This article focuses on the measurement of the social determinants of health, and specifically on issues relating to two key variables relevant to the analysis of public health information: poverty and inequality. Although the paper has been written from the perspective of economics, the discipline of the two authors, it is also of relevance to researchers in other disciplines. It is argued that there is a need to ensure that, when considering measurement in this largely neglected area of research,
sufficient thought is given to the relationships that are being examined or assessed. We argue further that any attempt at measurement in this area must take into account the historical backdrop and the complex nature of the relationships between these key variables.

 
Recorded categories of non-principal diagnoses in Victorian public hospital transient ischaemic attack and stroke admissions
Shyamala G. Nadathur p33 [ pdf ]

Abstract
Information about the number and types of non-principal diagnoses (NPDs) would make an important contribution to prediction of outcome and hence patient management. The study reported here is based on analysis of three fiscal years of the Victorian public hospital transient ischaemic attack (TIA) and stroke admissions. The incidence of NPDs and co-occurrence of NPD-associated prefix categories (that identify the onset or relevance of each condition to the episode) are described in each of the broad stroke subtypes. The distributions of length of stay and in-hospital deaths in the cohorts without and with NPDs and in the various prefix categories are determined. The study also compares the age and gender distribution in the various subpopulations of interest. The importance of collecting complete and accurate data on nature of NPDs and its potential in describing the complexity of presentation are discussed.

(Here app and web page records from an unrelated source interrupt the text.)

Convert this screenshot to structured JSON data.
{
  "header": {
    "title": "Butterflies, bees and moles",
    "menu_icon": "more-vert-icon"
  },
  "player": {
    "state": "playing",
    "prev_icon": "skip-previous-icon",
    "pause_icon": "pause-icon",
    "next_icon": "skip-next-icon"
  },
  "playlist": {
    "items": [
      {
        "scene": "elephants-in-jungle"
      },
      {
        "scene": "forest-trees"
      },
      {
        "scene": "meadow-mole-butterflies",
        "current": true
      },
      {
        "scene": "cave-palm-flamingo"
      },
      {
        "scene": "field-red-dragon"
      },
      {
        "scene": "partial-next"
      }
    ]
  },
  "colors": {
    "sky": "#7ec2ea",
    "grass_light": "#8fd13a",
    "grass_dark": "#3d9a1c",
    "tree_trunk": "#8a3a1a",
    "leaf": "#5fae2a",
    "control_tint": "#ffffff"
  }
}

2009 Health Information Management Journal of the Health Information Management Association of Australia Ltd